Part of Irving’s retirement decision was based on football’s toll on his body. He estimates he suffered 25 concussions. He turned 26 in August.
“I have headaches and some PTSD, and marijuana helps me,” he said. “It’s not the problem. Opioids are. But the NFL lets players shove Xanax and Ambien and Hydros (Hydrocodone) down their throat like candy. Trust me, America’s epidemic is not some natural plant that God gave us to help us, among other things, manage pain.”
The foundation of Irving’s conspiracy theories is, of course, money.
“Marijuana can do so many good things, but the government can’t tax something you can grow in your backyard,” he said. “It would knock so many pills off the shelves if it were available everywhere. But we know the big pharmaceutical companies will never let that happen.”
Following in the footsteps of former Pro Bowl center and three-time Super Bowl champ Mark Stepnoski – who after retirement became the president of the Texas chapter of NORML (National Organization to Reform Marijuana Laws) – Irving isn’t the first Cowboy to stump for hemp. Only the loudest.
He promises change. He blames league leaders and lawmakers. He even calls out the most prolific stoner of them all, Snoop.
“We’re both from Compton and we know what’s up,” Irving said. “But he came out and said I made a bad decision. Really, Snoop?! I’m calling you out. I do this for medical advocacy, and you get high just to fuck with the police. It’s just not right.”

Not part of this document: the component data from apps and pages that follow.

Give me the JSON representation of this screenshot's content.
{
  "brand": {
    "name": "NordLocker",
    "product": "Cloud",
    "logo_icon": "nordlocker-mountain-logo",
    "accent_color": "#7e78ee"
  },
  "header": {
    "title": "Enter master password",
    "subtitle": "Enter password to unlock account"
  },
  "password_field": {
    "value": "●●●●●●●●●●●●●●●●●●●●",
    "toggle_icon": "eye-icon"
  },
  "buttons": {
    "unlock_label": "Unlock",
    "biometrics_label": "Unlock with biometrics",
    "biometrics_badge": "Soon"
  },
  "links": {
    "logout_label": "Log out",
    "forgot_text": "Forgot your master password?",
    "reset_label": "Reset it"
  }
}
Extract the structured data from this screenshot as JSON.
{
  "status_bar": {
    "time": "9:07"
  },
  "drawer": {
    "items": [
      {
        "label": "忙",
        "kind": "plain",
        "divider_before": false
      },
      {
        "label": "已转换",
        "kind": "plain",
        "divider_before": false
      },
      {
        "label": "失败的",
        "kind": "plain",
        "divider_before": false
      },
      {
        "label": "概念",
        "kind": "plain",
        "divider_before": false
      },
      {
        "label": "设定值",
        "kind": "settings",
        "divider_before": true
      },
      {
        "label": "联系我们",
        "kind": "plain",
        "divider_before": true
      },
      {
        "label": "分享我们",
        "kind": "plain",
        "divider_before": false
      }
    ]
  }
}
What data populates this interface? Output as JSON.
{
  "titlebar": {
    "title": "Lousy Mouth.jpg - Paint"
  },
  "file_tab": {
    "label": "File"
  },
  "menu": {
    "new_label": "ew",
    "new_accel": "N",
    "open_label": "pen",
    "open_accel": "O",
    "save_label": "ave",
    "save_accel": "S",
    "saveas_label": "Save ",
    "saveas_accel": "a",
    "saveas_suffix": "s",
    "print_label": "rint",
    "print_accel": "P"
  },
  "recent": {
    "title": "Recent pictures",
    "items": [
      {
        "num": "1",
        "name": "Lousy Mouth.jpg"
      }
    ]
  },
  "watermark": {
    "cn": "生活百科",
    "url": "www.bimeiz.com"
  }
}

Irving seems content with his seemingly confounding choice. He’s committed to use his passion defending marijuana in the courts, rather than use his Chris Jones-like skill set defending passes in the Super Bowl.
He spends his days making speeches. Attending conferences. Calling politicians. Hawking products. And even … braiding his daughter’s hair.
“Doing her hair is the worst part,” laughs Irving, who says he recently won a custody battle for his 7-year-old daughter, Zoe. “Because she has her dad’s nappy hair.”
Irving likely won’t play another down of the sport he loves. He’s too busy sacking stereotypes.
“Marijuana can help heal people,” he said. “But the NFL is big business, and they don’t want you around if you make noise. Can’t take a knee. Can’t make a stand. That’s just not a place I’m interested in being around. If people will listen to me and get to know me, they’ll realize I’m not the troubled addict I’m painted out to be.
“I’m just trying to make this world a better place. Marijuana can help me do that.”